## Problem
List each line of the data that holds the string "error", please.
● ● ● ● ● ● ●
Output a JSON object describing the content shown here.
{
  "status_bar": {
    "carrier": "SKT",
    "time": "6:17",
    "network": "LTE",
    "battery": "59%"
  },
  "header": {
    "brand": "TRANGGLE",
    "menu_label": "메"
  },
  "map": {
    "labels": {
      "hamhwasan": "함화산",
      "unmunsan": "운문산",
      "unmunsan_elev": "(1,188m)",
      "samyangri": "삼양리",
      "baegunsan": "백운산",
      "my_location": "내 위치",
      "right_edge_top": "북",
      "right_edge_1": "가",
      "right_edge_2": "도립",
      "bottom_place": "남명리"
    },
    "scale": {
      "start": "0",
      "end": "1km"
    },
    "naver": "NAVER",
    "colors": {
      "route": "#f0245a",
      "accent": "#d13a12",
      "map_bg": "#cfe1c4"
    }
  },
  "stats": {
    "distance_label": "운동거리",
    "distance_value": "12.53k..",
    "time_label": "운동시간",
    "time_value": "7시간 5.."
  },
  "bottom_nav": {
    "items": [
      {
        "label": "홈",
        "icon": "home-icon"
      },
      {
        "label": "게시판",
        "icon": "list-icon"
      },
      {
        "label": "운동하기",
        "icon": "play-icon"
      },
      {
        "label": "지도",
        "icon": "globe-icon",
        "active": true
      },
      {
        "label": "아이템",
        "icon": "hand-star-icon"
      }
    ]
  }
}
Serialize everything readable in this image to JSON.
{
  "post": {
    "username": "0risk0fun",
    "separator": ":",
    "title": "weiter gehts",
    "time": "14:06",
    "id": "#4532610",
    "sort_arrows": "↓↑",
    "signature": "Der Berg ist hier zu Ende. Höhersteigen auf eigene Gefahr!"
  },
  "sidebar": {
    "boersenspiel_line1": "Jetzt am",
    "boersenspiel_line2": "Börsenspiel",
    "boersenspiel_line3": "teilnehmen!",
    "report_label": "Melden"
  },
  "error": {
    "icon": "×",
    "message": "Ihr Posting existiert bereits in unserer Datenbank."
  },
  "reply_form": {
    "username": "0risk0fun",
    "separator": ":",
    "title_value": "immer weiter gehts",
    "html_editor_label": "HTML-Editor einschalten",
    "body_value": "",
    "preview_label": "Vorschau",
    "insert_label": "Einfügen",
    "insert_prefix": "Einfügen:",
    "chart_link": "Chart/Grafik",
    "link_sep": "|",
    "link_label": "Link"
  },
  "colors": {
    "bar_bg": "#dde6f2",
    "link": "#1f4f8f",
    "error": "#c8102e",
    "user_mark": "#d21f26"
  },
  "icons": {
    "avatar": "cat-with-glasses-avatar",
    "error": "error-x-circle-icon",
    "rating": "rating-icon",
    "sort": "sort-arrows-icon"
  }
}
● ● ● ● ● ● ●
## Result of this task
  "error": {
    "error": "#c8102e",
    "error": "error-x-circle-icon",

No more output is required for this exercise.